Posts for tag: college
Teens, Young Adults Who Use Cannabis More Frequently More Likely To Have Some Reductions In Cognitive Functioning, Review Suggests.
TIME (4/18) reports that a review published online April 18 in JAMA Psychiatry analyzed “69 studies involving younger cannabis users,” that is, teenagers and young adults. Investigators “found that compared to non-users, those who used marijuana frequently were more likely to have slightly lower scores on tests of memory, learning new information and higher level thinking involving problem solving and processing information.”
HealthDay (4/18) reports that “after 72 hours of abstinence,” however, “the memory and thinking deficits of heavy users diminishes to the point of insignificance when compared against the intellectual capacity of nonusers,” the review revealed. It still remains unclear “whether smoking pot for decades could lead to deeper and more persistent declines in mental ability.”
My take: Let the College Student & Young Professional beware!
Bestselling 5 Star Graduation Gift for both College and High School grads!
Recommended by eBay, Forbes, Lifehack, Elite Daily, Real Simple and Bustle.
Why do high schools and colleges require students to take courses in English, math and science, yet have absolutely no requirements for students to learn about personal money management?

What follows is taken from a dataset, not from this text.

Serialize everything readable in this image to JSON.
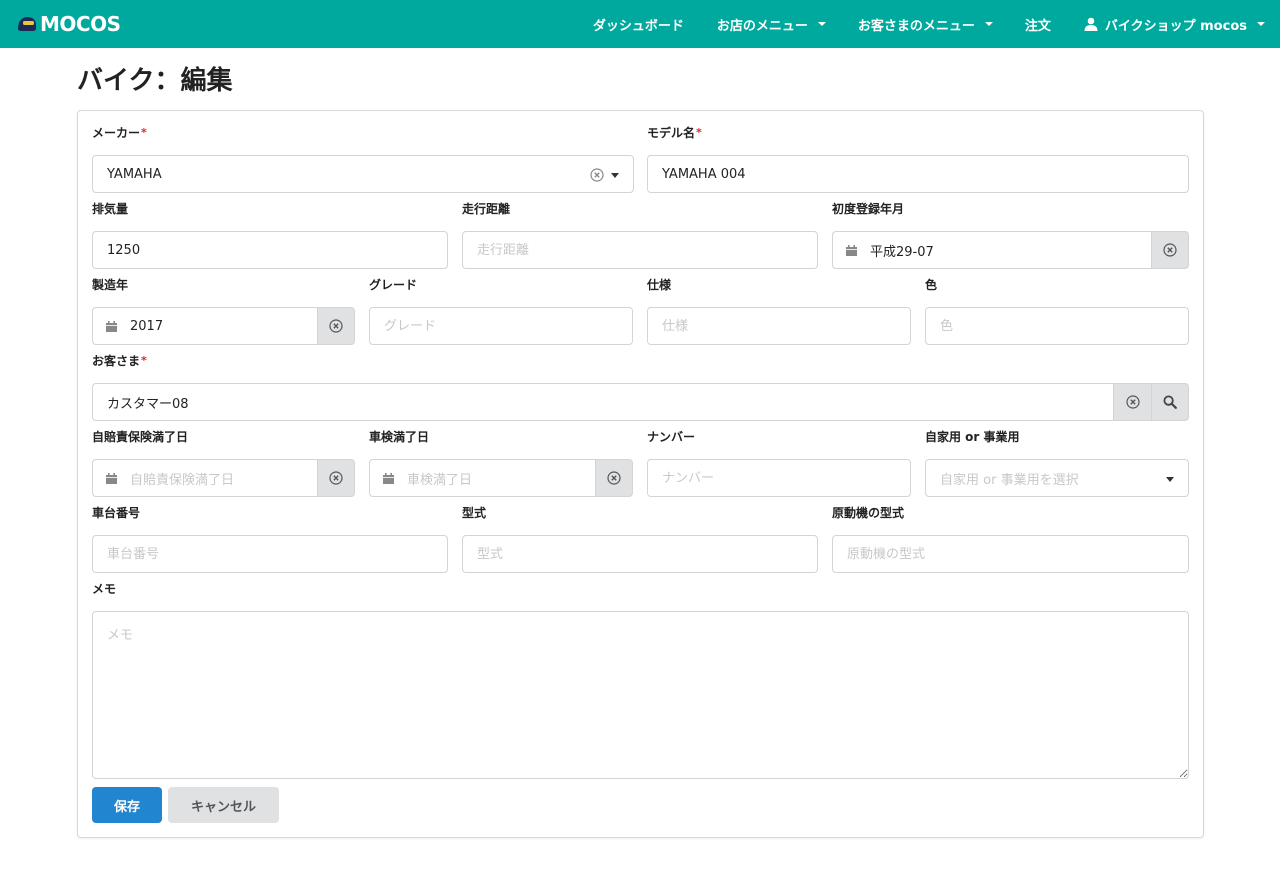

Why Didn't They Teach Me This in School? 99 Personal Money Management Lessons to Live By was initially developed by the author to pass on to his five children as they entered adulthood. As it developed, the author realized that personal money management skills were rarely taught in high schools, colleges and even in MBA programs. Unfortunately, books on the subject tend to be complicated, lengthy reads. The book includes eight important lessons focusing on 99 principles that will quickly and memorably enhance any individual's money management acumen. Unlike many of the personal money management books out there, this book is a quick, easily digested read that focuses more on the qualitative side than the quantitative side of personal money management. The principles are not from a text book. Rather, they are practical principles learned by the author as he navigated through his financial life. Many are unorthodox in order to be memorable and provoke deeper thought by the reader. Not only an excellent graduation gift for high school and college students but also a great read for any adult!